**Exercise brief**
Every line containing the word "header" must be pulled from the records.

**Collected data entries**
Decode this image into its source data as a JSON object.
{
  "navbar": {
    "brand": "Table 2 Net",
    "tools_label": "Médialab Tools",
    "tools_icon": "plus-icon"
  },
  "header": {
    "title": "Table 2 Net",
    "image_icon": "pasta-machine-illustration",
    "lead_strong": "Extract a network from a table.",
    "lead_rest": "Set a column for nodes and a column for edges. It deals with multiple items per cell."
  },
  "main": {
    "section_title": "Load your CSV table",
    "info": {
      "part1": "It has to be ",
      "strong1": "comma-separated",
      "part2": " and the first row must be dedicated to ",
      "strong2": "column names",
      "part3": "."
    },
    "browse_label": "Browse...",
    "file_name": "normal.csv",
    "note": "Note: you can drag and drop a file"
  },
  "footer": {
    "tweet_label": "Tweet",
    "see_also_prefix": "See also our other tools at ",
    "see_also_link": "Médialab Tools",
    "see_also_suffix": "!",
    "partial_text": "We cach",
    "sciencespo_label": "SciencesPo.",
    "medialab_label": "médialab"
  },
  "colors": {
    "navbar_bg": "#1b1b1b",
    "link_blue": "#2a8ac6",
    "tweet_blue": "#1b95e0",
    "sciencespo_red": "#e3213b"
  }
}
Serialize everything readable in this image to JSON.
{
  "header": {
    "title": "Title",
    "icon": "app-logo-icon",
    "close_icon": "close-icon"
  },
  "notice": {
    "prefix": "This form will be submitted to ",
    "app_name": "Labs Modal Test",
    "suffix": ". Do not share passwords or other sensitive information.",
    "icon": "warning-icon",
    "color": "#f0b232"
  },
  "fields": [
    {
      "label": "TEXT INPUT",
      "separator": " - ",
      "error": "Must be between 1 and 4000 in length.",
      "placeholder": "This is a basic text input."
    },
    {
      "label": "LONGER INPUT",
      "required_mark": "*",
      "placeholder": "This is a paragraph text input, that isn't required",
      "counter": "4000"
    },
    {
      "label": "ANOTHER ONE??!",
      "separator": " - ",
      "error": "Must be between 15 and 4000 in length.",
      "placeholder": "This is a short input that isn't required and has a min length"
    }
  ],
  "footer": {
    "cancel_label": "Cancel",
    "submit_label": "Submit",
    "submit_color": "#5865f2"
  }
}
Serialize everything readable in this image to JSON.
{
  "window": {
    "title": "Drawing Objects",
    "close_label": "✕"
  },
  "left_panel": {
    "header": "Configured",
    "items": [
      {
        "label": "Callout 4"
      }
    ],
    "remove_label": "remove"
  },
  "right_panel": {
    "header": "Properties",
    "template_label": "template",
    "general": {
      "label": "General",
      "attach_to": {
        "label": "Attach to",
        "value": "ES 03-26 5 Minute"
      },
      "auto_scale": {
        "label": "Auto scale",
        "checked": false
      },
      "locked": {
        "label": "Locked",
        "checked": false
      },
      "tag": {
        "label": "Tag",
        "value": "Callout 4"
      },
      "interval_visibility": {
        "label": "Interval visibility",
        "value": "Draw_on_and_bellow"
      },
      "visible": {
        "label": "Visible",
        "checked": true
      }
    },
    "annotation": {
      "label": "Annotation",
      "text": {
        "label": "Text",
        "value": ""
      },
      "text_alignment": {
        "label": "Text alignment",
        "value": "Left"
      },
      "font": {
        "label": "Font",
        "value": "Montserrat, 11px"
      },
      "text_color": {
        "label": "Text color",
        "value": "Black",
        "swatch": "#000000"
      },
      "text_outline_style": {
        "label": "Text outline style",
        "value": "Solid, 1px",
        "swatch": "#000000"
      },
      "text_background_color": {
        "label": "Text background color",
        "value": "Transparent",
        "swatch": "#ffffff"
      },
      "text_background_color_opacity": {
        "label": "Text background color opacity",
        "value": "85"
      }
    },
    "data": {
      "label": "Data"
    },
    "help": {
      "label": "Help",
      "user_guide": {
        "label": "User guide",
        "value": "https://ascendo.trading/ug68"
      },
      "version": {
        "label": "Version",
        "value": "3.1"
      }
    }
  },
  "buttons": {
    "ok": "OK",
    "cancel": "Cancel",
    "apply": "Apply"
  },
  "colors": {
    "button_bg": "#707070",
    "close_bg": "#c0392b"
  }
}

**Output of the exercise**
  "header": {
  "header": {
    "header": "Configured",
    "header": "Properties",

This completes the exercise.